(Saved entries)

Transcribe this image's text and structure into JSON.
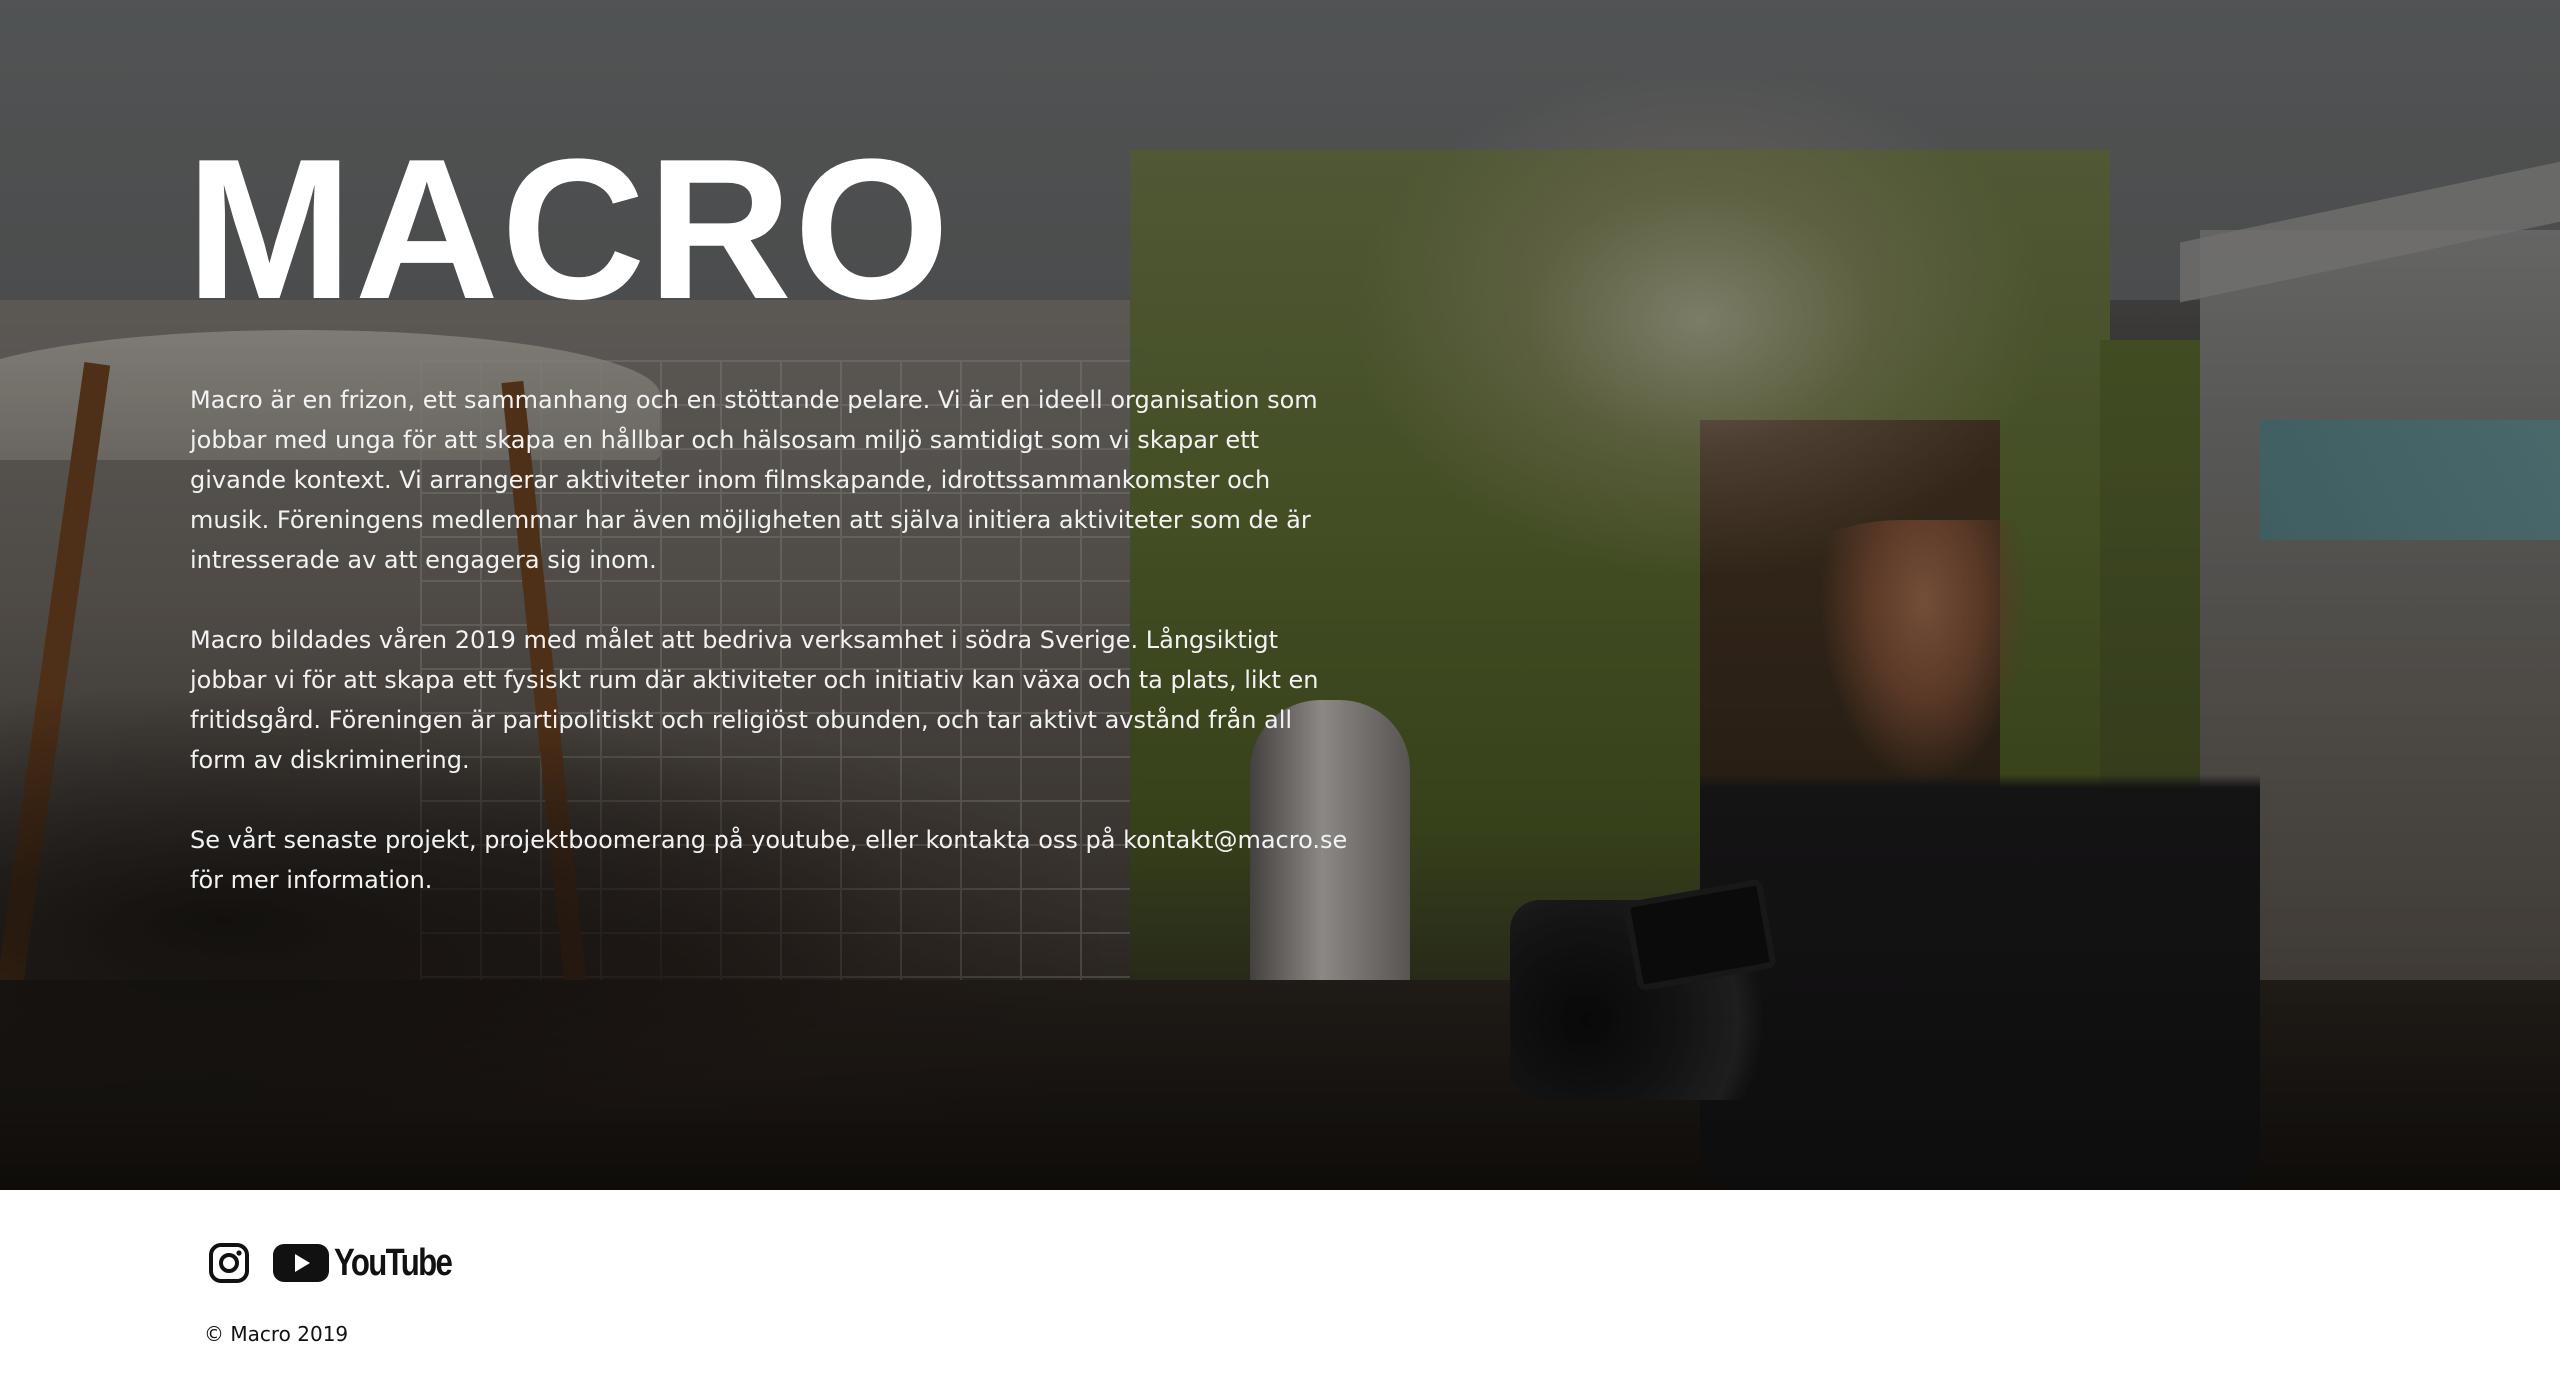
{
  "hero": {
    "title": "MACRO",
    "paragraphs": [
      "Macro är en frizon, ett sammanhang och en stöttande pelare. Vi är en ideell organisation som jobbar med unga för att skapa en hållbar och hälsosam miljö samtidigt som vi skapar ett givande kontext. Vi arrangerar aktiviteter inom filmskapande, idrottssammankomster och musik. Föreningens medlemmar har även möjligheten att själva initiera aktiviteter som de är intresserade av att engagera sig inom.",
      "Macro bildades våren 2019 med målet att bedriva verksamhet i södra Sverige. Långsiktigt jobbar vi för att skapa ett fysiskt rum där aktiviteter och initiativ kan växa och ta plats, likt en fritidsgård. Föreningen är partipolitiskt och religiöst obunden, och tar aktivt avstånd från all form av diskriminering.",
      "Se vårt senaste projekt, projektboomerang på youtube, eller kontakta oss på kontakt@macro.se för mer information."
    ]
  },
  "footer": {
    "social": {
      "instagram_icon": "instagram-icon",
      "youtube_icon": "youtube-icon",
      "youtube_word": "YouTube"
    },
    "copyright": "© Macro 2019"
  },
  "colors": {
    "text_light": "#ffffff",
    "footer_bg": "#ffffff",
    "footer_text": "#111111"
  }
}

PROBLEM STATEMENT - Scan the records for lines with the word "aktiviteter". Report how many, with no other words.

ANSWER TO THIS EXERCISE - 2